Records from a collection
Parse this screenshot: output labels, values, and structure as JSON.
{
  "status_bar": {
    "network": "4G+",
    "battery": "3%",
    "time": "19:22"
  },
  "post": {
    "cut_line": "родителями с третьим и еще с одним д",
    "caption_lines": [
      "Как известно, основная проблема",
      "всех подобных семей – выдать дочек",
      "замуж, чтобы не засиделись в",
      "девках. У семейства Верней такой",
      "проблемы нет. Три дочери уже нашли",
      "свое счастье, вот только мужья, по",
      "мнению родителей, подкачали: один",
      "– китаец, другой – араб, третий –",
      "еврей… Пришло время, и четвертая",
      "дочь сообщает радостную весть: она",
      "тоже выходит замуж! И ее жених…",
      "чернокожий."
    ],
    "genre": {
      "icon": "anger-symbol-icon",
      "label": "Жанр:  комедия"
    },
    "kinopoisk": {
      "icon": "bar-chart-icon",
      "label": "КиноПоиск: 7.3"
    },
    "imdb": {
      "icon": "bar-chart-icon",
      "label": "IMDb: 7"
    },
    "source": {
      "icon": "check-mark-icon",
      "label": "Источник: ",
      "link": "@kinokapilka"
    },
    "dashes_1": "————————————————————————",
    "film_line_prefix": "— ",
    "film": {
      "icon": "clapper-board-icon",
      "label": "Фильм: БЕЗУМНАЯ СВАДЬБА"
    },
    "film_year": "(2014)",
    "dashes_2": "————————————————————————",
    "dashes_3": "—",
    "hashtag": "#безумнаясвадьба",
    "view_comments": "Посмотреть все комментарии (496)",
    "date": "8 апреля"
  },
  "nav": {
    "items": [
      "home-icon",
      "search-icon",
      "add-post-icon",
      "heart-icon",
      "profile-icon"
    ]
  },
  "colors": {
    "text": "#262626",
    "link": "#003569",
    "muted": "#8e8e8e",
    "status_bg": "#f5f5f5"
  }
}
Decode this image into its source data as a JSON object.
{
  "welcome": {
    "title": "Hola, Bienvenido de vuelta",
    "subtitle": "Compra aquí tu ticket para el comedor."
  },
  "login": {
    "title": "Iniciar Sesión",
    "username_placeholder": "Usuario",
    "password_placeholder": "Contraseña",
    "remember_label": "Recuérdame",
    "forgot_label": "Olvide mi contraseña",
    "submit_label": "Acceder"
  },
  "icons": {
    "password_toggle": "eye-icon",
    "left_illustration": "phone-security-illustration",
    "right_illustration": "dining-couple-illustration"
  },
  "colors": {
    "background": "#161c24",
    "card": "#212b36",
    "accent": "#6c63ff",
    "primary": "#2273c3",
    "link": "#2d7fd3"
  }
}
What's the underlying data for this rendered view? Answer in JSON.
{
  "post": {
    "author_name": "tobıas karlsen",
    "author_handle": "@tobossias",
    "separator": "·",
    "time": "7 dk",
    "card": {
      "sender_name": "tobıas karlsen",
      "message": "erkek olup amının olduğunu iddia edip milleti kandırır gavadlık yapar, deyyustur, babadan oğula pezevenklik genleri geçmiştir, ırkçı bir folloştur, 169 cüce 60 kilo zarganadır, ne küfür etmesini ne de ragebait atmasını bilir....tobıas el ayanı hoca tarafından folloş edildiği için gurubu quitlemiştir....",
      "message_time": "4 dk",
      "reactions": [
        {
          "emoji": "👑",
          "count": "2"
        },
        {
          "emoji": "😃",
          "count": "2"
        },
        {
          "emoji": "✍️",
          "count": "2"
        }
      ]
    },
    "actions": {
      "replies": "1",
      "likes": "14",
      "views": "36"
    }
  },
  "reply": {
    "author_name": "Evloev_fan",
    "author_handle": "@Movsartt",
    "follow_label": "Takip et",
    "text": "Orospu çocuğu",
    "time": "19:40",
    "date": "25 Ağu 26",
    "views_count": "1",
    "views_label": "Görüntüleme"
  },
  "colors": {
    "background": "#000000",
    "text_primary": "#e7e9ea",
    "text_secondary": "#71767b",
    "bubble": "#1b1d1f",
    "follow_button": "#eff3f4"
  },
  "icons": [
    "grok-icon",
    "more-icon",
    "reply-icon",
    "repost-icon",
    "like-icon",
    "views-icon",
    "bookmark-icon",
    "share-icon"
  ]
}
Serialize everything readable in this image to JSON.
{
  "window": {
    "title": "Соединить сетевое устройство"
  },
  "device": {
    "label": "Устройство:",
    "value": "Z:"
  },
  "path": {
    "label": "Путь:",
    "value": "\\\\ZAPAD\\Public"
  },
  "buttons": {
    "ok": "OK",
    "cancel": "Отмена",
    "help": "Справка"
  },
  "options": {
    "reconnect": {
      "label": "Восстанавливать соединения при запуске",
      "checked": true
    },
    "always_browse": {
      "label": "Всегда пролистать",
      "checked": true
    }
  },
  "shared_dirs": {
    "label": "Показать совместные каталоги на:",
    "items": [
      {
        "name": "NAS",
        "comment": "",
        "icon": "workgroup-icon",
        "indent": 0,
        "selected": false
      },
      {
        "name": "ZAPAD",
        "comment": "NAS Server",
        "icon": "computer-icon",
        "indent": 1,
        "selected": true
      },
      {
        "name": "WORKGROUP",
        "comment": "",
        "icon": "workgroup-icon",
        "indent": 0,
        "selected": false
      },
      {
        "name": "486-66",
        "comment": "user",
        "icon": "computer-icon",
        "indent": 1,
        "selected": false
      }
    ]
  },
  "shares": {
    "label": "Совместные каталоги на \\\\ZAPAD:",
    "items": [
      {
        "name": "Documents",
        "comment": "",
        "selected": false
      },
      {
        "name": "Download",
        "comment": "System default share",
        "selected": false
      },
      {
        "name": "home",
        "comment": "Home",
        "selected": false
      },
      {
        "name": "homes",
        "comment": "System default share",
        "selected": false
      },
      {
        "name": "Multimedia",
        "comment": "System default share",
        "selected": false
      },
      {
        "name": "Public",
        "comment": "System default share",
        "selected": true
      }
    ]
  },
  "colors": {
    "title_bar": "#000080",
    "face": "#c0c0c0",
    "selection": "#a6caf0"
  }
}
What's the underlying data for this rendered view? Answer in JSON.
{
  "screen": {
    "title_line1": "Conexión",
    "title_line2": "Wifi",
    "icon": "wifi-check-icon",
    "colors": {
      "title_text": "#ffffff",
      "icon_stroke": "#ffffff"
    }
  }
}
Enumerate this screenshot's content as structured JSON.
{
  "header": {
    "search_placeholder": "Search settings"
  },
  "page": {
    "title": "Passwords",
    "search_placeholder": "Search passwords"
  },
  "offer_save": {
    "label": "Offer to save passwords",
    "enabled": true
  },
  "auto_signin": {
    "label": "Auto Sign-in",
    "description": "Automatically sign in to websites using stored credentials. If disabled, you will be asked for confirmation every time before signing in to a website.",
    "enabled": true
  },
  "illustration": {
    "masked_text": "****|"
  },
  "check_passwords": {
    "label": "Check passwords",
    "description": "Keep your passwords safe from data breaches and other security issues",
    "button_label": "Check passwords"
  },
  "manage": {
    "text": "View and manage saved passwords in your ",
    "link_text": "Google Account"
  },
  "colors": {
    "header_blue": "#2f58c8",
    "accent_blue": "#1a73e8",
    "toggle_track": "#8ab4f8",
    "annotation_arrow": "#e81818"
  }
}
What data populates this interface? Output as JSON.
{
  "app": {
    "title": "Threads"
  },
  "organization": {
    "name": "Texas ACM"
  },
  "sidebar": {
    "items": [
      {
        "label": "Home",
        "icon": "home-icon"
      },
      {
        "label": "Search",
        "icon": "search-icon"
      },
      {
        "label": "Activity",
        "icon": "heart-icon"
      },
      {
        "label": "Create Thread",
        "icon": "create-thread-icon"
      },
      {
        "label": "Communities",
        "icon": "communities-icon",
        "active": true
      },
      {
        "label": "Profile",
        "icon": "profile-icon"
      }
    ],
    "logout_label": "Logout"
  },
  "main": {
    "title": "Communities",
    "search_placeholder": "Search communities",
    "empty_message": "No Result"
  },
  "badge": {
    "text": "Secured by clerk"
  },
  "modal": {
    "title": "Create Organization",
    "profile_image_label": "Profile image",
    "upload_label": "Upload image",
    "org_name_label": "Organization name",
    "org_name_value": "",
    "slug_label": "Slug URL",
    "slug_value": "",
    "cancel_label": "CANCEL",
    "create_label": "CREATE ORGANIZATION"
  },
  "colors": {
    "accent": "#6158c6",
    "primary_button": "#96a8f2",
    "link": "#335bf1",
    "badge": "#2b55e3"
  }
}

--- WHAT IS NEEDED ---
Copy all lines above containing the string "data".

--- RESULT BELOW ---
Decode this image into its source data as a JSON object.
What's the underlying data for this rendered view? Answer in JSON.
What's the underlying data for this rendered view? Answer in JSON.
    "description": "Keep your passwords safe from data breaches and other security issues",
What data populates this interface? Output as JSON.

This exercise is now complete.